Your task: In the records below, find each line with "meta" and copy it.

Given data:
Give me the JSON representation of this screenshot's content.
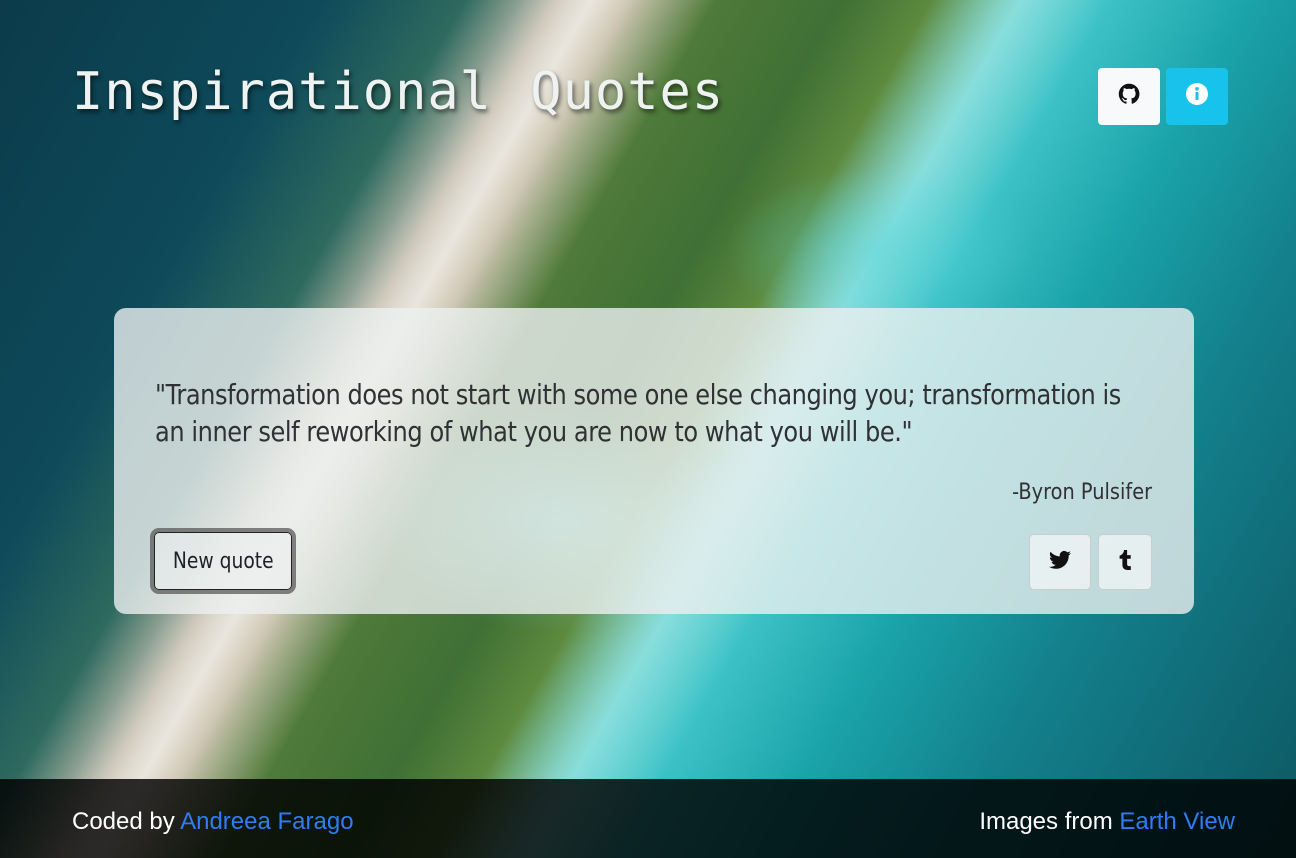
{
  "header": {
    "title": "Inspirational  Quotes"
  },
  "top_buttons": [
    {
      "icon": "github-icon"
    },
    {
      "icon": "info-icon",
      "color": "#17c3ea"
    }
  ],
  "quote": {
    "text": "\"Transformation does not start with some one else changing you; transformation is an inner self reworking of what you are now to what you will be.\"",
    "author": "-Byron Pulsifer"
  },
  "actions": {
    "new_quote_label": "New quote",
    "share_icons": [
      "twitter-icon",
      "tumblr-icon"
    ]
  },
  "footer": {
    "coded_by_prefix": "Coded by ",
    "coded_by_link": "Andreea Farago",
    "images_prefix": "Images from ",
    "images_link": "Earth View",
    "link_color": "#2f7cf6"
  }
}
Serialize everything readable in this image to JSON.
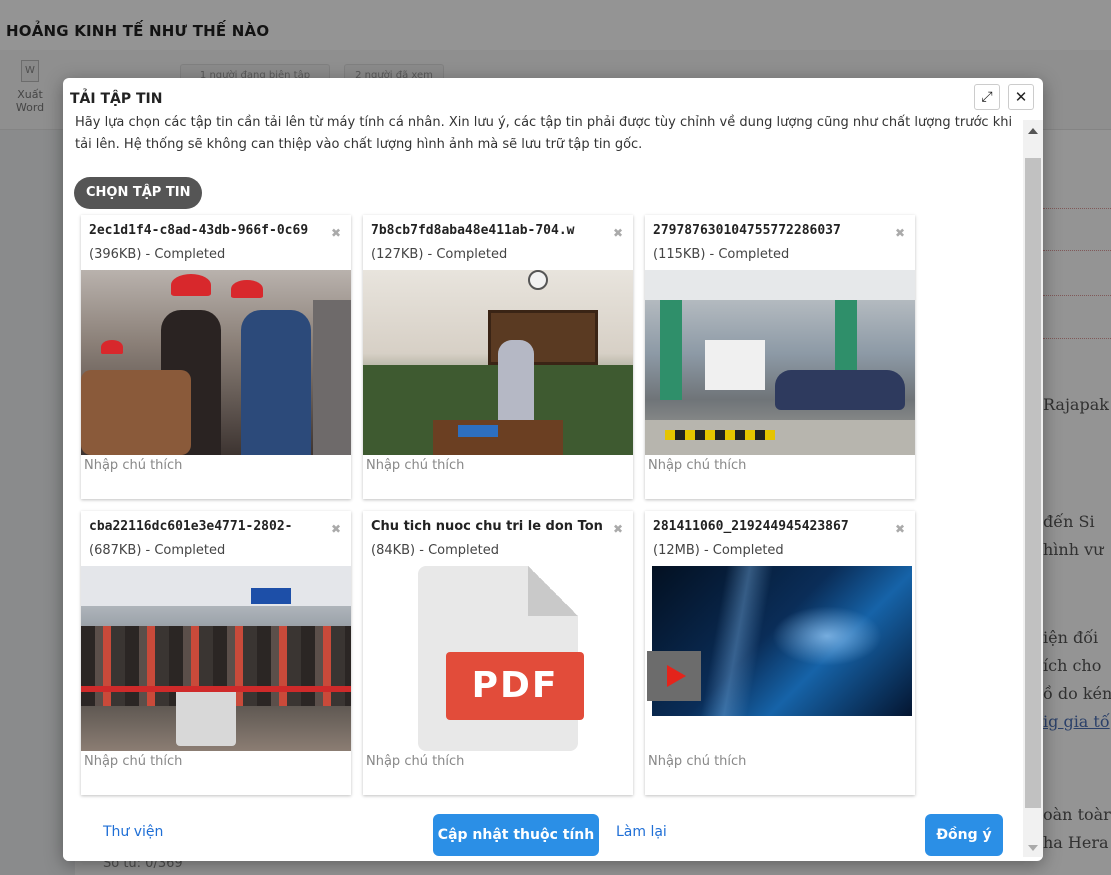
{
  "background": {
    "title": "HOẢNG KINH TẾ NHƯ THẾ NÀO",
    "toolbar": {
      "export_word_label": "Xuất Word",
      "word_icon_letter": "W",
      "editing_badge": "1 người đang biên tập",
      "viewed_badge": "2 người đã xem"
    },
    "right_text": [
      "Rajapak",
      "đến Si",
      "hình vư",
      "iện đối",
      "ích cho",
      "ồ do kén",
      "ig gia tố",
      "oàn toàr",
      "ha Hera"
    ],
    "word_counter": "Số từ: 0/369"
  },
  "modal": {
    "title": "TẢI TẬP TIN",
    "expand_icon": "expand-icon",
    "close_icon": "close-icon",
    "intro_text": "Hãy lựa chọn các tập tin cần tải lên từ máy tính cá nhân. Xin lưu ý, các tập tin phải được tùy chỉnh về dung lượng cũng như chất lượng trước khi tải lên. Hệ thống sẽ không can thiệp vào chất lượng hình ảnh mà sẽ lưu trữ tập tin gốc.",
    "choose_files_label": "CHỌN TẬP TIN",
    "files": [
      {
        "name": "2ec1d1f4-c8ad-43db-966f-0c69",
        "meta": "(396KB) - Completed",
        "caption_placeholder": "Nhập chú thích",
        "thumb": "photo-crowd-red-hats"
      },
      {
        "name": "7b8cb7fd8aba48e411ab-704.w",
        "meta": "(127KB) - Completed",
        "caption_placeholder": "Nhập chú thích",
        "thumb": "photo-courtroom"
      },
      {
        "name": "279787630104755772286037",
        "meta": "(115KB) - Completed",
        "caption_placeholder": "Nhập chú thích",
        "thumb": "photo-toll-station"
      },
      {
        "name": "cba22116dc601e3e4771-2802-",
        "meta": "(687KB) - Completed",
        "caption_placeholder": "Nhập chú thích",
        "thumb": "photo-airport-crowd"
      },
      {
        "name": "Chu tich nuoc chu tri le don Ton",
        "meta": "(84KB) - Completed",
        "caption_placeholder": "Nhập chú thích",
        "thumb": "pdf-icon",
        "pdf_label": "PDF"
      },
      {
        "name": "281411060_219244945423867",
        "meta": "(12MB) - Completed",
        "caption_placeholder": "Nhập chú thích",
        "thumb": "video-thumbnail"
      }
    ],
    "remove_icon": "remove-icon",
    "footer": {
      "library_label": "Thư viện",
      "update_props_label": "Cập nhật thuộc tính",
      "reset_label": "Làm lại",
      "confirm_label": "Đồng ý"
    }
  },
  "colors": {
    "primary": "#2b8fe6",
    "link": "#1f6fd6",
    "pdf_red": "#e24c3a",
    "choose_button": "#555555"
  }
}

Reply to the task:
        "meta": "(396KB) - Completed",
        "meta": "(127KB) - Completed",
        "meta": "(115KB) - Completed",
        "meta": "(687KB) - Completed",
        "meta": "(84KB) - Completed",
        "meta": "(12MB) - Completed",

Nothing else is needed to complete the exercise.